Reprinted from the "LGBT" issue of Visions Journal, 2009, 6 (2), p. 4
Welcome to the new Visions! Although the content and approach haven’t changed, we hope the new layout will make Visions easier to read and enjoy. The redesign is part of an overall refresh of the look and feel of materials produced by the BC Partners for Mental Health and Addictions Information. You may have also noticed the new, green Heretohelp logo on the cover page. This new logo builds on the well-recognized work and promise of the Heretohelp.bc.ca website where Visions and other BC Partners products live.
Now, back to the current issue...
Someone once said there are two “s”’s about our humanity that always seem to get lost in conversations about health: sexuality and spirituality.
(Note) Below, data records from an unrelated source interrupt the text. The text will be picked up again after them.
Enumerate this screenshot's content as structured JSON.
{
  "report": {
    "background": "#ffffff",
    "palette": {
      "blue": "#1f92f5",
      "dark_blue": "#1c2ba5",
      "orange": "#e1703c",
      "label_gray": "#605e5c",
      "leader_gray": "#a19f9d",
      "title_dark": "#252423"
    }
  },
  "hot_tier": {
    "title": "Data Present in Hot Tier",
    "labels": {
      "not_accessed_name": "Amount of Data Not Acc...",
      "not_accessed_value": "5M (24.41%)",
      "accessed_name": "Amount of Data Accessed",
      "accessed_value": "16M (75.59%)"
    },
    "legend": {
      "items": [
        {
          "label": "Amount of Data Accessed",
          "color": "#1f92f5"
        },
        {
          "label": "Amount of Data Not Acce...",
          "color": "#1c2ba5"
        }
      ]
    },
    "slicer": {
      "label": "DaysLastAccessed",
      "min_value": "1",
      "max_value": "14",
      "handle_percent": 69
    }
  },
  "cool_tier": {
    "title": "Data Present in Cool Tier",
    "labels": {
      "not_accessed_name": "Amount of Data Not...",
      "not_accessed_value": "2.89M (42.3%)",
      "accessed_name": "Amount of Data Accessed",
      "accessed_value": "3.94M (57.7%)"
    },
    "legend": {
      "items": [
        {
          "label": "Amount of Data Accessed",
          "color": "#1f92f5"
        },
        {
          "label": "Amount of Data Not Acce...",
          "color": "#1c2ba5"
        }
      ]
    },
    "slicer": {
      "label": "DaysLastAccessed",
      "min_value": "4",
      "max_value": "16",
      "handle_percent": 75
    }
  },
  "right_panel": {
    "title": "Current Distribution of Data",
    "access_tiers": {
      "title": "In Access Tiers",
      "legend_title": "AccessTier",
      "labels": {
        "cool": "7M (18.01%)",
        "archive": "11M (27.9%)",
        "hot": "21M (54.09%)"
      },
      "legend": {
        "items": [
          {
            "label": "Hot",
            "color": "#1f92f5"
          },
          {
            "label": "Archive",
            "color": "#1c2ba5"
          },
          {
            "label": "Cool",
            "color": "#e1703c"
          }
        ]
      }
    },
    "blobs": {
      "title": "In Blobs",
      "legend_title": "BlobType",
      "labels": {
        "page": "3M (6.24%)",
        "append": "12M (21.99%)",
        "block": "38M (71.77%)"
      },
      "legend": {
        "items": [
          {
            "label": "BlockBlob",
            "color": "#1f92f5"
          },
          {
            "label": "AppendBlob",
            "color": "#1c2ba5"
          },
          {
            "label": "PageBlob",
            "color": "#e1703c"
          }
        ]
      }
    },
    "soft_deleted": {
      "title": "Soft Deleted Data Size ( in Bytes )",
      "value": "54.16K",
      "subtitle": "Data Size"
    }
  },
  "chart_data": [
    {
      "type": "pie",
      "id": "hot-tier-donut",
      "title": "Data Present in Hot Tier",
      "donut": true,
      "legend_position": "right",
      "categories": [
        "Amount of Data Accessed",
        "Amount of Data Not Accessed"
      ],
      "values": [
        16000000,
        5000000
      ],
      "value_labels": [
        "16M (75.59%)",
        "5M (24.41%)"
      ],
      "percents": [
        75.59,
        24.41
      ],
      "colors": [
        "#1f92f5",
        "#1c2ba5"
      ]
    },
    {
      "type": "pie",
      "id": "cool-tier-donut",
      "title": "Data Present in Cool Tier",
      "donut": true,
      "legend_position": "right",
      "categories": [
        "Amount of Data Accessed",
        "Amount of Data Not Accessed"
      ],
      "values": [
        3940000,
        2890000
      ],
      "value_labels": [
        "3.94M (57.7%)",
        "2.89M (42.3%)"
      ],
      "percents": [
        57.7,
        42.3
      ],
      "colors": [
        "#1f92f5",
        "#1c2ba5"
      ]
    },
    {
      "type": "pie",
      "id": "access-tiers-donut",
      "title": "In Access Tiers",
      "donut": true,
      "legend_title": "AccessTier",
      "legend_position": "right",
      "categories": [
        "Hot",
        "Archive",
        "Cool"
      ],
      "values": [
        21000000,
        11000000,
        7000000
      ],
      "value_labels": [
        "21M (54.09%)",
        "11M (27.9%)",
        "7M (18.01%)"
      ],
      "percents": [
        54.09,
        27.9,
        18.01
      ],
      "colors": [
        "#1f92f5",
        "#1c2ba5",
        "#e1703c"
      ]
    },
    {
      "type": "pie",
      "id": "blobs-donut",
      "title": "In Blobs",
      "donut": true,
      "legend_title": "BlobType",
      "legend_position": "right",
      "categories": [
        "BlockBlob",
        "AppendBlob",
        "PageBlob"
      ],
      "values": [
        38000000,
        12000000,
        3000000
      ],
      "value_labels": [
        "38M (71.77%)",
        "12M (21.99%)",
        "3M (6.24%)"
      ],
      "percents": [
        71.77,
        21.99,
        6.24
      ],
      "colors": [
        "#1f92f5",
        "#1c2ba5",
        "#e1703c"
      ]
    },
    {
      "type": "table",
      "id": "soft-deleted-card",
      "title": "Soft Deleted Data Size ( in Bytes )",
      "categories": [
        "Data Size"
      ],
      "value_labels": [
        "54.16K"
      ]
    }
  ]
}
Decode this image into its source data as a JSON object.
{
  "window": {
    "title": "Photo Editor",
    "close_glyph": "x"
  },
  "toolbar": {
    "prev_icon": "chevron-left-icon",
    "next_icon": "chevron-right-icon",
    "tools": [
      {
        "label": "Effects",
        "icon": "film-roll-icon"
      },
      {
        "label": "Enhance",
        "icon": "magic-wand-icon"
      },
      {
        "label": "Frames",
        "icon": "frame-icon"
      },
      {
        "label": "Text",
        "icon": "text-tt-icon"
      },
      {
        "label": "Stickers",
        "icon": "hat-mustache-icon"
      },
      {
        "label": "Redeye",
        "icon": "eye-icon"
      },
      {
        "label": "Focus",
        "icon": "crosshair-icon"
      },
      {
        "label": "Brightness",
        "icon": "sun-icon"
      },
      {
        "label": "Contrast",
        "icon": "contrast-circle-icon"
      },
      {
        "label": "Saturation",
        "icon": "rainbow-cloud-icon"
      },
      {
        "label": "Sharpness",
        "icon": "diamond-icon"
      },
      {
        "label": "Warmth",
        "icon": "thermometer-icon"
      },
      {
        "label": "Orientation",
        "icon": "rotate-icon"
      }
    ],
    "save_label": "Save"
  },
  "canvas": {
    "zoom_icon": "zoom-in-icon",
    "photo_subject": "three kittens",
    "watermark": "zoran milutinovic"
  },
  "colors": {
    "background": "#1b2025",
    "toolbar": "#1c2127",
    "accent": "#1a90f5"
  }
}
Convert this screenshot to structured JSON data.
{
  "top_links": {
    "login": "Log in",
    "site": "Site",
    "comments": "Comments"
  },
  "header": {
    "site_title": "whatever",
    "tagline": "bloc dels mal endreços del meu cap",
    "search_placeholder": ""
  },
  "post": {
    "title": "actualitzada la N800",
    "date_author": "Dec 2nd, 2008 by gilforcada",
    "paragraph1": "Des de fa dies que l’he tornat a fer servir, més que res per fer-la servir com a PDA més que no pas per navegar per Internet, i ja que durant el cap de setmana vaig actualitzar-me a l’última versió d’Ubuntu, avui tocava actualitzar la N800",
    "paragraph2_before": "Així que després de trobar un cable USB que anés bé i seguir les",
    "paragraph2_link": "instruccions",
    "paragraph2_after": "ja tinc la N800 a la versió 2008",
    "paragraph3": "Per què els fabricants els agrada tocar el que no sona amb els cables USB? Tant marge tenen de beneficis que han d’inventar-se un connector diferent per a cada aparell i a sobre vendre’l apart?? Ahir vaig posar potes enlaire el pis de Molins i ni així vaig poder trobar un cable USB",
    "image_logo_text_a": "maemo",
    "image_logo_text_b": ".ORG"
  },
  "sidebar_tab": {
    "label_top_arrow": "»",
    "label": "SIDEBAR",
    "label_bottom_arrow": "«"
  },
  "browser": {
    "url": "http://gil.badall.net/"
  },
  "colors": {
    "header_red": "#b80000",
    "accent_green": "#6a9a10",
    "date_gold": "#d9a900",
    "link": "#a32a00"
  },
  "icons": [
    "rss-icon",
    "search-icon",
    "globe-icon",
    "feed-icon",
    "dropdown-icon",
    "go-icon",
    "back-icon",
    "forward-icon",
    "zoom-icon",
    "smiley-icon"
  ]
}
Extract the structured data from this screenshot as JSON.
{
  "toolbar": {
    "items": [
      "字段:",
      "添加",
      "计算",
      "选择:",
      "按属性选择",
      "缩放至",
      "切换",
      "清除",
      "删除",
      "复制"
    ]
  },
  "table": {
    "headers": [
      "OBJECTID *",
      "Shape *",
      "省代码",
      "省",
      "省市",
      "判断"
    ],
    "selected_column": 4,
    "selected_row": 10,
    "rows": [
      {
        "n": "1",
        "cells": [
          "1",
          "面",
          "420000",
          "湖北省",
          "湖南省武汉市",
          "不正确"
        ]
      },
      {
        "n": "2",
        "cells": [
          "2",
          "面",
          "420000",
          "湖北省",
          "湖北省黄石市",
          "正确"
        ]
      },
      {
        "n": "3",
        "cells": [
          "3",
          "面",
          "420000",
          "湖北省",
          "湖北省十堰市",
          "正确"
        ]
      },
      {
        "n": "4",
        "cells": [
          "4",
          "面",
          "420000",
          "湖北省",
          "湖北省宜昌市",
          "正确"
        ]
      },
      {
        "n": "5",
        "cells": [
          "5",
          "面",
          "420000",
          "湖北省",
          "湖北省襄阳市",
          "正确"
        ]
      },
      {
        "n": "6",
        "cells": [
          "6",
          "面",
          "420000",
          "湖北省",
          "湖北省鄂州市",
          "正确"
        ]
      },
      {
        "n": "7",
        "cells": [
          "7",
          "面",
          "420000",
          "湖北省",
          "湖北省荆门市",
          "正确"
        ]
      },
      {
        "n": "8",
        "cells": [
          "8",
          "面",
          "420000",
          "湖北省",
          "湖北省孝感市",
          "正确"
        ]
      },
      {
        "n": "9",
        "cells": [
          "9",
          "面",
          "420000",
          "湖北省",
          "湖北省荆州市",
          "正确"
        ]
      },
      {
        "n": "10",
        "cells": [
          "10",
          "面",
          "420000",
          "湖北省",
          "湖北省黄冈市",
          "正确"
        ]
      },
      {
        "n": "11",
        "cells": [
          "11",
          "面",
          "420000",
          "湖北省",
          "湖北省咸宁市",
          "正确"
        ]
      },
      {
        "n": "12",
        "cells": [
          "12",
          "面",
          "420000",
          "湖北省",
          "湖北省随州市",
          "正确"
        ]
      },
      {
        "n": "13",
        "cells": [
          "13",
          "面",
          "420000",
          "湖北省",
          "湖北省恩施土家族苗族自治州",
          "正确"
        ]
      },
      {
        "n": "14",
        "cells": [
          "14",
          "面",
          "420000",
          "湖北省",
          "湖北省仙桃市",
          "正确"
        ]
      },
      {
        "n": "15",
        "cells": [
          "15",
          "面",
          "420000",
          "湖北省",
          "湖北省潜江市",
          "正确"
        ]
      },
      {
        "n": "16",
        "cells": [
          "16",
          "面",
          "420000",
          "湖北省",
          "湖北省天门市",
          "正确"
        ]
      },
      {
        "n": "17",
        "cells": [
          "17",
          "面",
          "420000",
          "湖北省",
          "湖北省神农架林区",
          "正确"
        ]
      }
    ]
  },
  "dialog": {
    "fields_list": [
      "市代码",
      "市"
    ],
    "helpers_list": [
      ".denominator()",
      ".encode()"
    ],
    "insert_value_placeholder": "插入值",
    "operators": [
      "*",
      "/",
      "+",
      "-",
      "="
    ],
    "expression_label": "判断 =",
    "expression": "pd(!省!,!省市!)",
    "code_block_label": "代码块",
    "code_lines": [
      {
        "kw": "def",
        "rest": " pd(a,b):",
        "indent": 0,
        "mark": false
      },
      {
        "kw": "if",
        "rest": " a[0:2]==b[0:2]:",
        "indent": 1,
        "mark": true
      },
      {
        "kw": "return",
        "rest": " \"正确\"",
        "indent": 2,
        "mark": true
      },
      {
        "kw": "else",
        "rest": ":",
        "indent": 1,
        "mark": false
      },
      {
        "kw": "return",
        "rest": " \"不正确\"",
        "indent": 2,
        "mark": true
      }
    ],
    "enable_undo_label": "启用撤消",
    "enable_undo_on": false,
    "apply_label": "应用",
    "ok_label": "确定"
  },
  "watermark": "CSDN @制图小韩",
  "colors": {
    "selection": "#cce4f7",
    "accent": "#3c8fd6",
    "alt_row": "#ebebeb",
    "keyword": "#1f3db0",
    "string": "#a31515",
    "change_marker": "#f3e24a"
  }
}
This Visions issue deals with some aspects of the former, specifically sexual orientation and its connection to mental health and substance use. It’s a subject not talked about enough in mental health and addictions circles. LGBT refers to lesbian, gay, bisexual or transgendered individuals, although you’ll see that there are several acronym variations in this issue. What do all these terms mean? Because language and history are so central to understanding this area, I really encourage you to read the glossary at the end of Visions before you read any articles.
Like our upcoming issue looking at immigrants and refugees, this issue also looks at culture, community and diversity. And it deals with issues of identity, disclosure, prejudice, and pathology—concepts all too familiar to those involved in mental health and/or addictions. Contributors to Visions are always special, eloquent and courageous, but especially so in this issue. They’re also great champions in reminding us, with practical examples and passion, that we need to remember the needs of the whole person and the multiple layers each of us wear.
About the authorSarah is Visions Editor and Director of Public Education and Communications at the Canadian Mental Health Association's BC Division. She also has personal experience with mental illness.